Paul “Bear” Bryant was not the only Texas A&M football coach who won the war of player attrition and changed the way people think and work. The Aggie Football team had 132 players when 30 year old, first year head coach Gene Stallings arrived in College Station in December 1964. When the Aggies opened the season against the University of Houston in October there were 57 players listed in the program.
The members of Stallings’ first team celebrated their 50th year reunion the weekend of October 11 2015.
Like Bear Bryant, Stallings was called in to change the football attitude at Texas A&M. Like Bear Bryant he believed in hard work and physical demands. Stallings was a Junction Boy and was an assistant to The Bear in Alabama and now he was coming home to his alma mater to be the head coach.

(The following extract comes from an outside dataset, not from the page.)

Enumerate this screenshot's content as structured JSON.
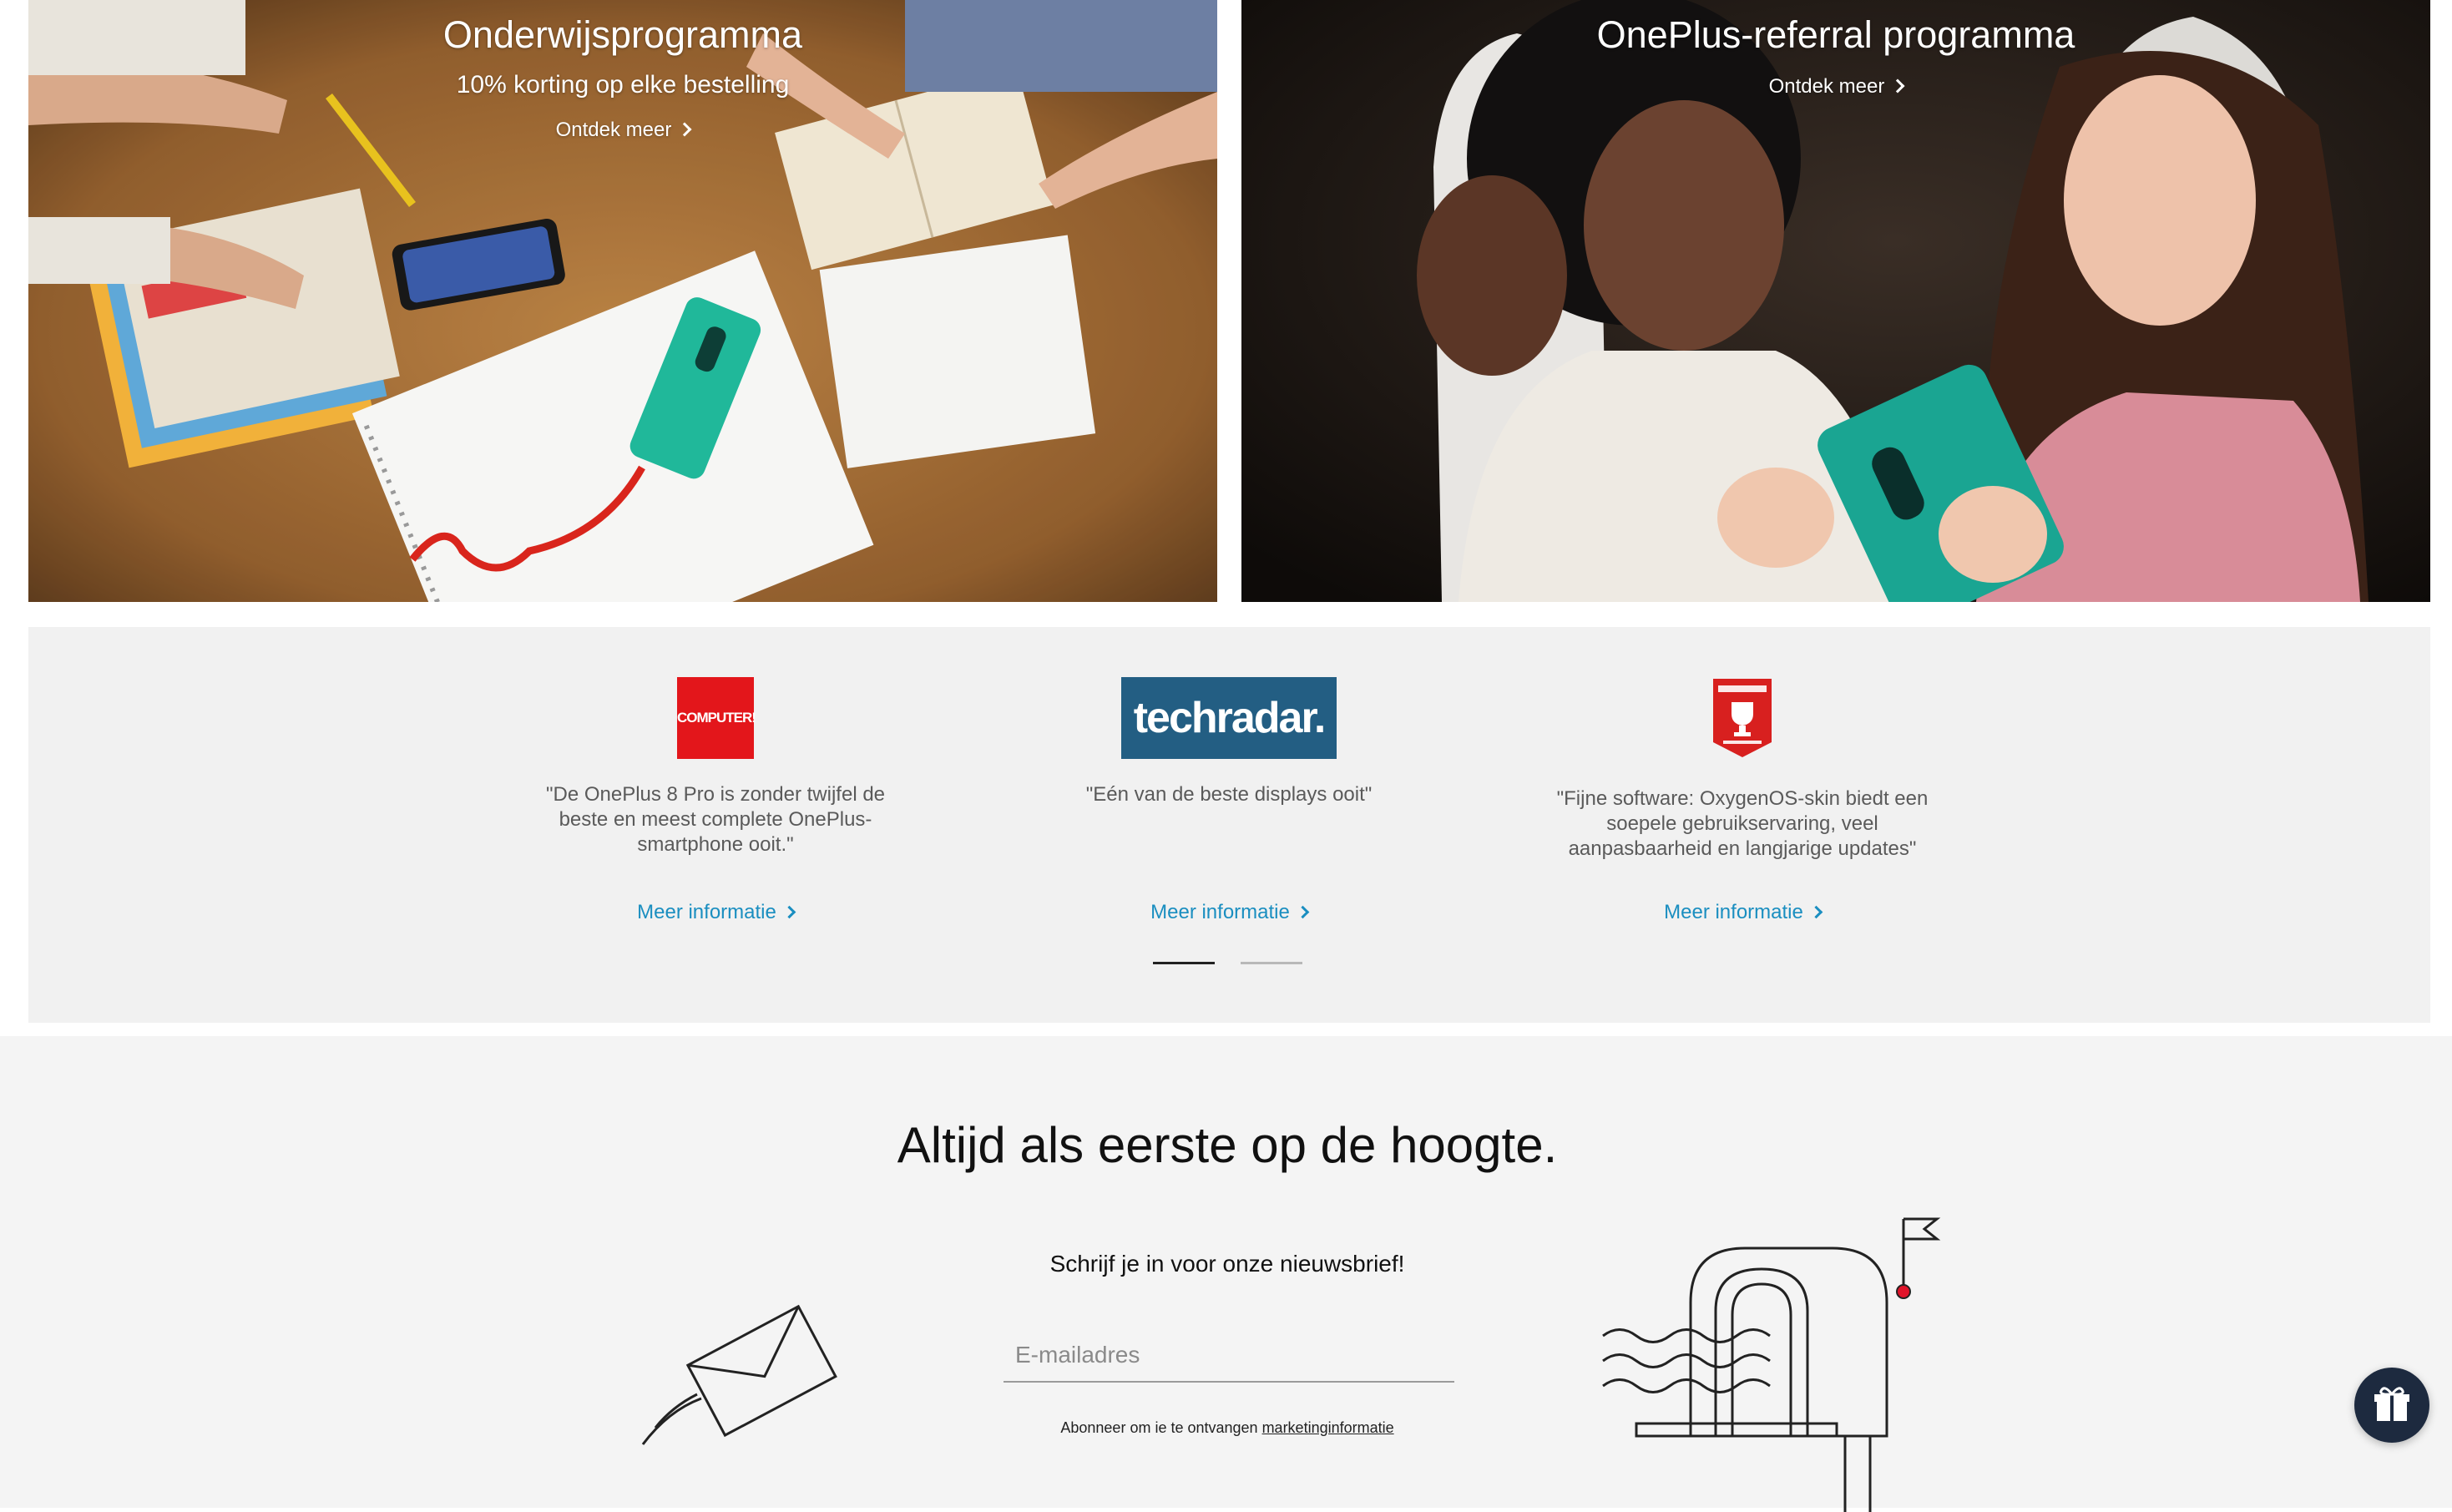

Stallings had the players take a physical education class for those wanting to be coaches. He taught it. As player Jim Singleton said “Junction was two weeks. But we had to put up with him for a whole semester.”
Stallings converted four rooms on the second floor of G. Rolle White into workout rooms for the spring training and drills. In the fencing room (there was a fencing room?) players ran in place for 15 minutes. In the wrestling room there would be 15 minutes of drills. In the third station, the players head butted each other. In the fourth room they “rested” while they lifted weights.
In 1965 the Aggies went 3-7. In 1967 Stallings and The Fighting Texas Aggies won the Southwest Conference. The Aggies won The Cotton Bowl in 1968 beating Bear Bryant and the Crimson Tide of Alabama.
The Cotton Bowl would be Stallings’ only bowl victory as head coach at Texas A&M. After a stint in the NFL, he would take over the head coaching position at Alabama from Bear Bryant in 1990 and win the National Championship in 1992.
While there are those who know Coach Stallings for his football greatness, it is his greatness off the field that also makes a difference. His only son, John Mark Stallings was born with Down syndrome. John Mark, also known as “Johnny” died on August 2, 2008 due to a congenital heart condition. Two facilities at the University of Alabama are named for the younger Stallings. The Stallings Center that serves as home to the RISE Center for young children with disabilities was built in 1994. The equipment room in the University of Alabama football building was built and dedicated to Johnny Stallings in 2005.
Gene Stallings – A great man on all fields of play. http://coachgenestallings.com/
Oh – one more thing – BTHO ALABAMA!
Material taken from The Bryan Eagle, Sunday, October 11, 2015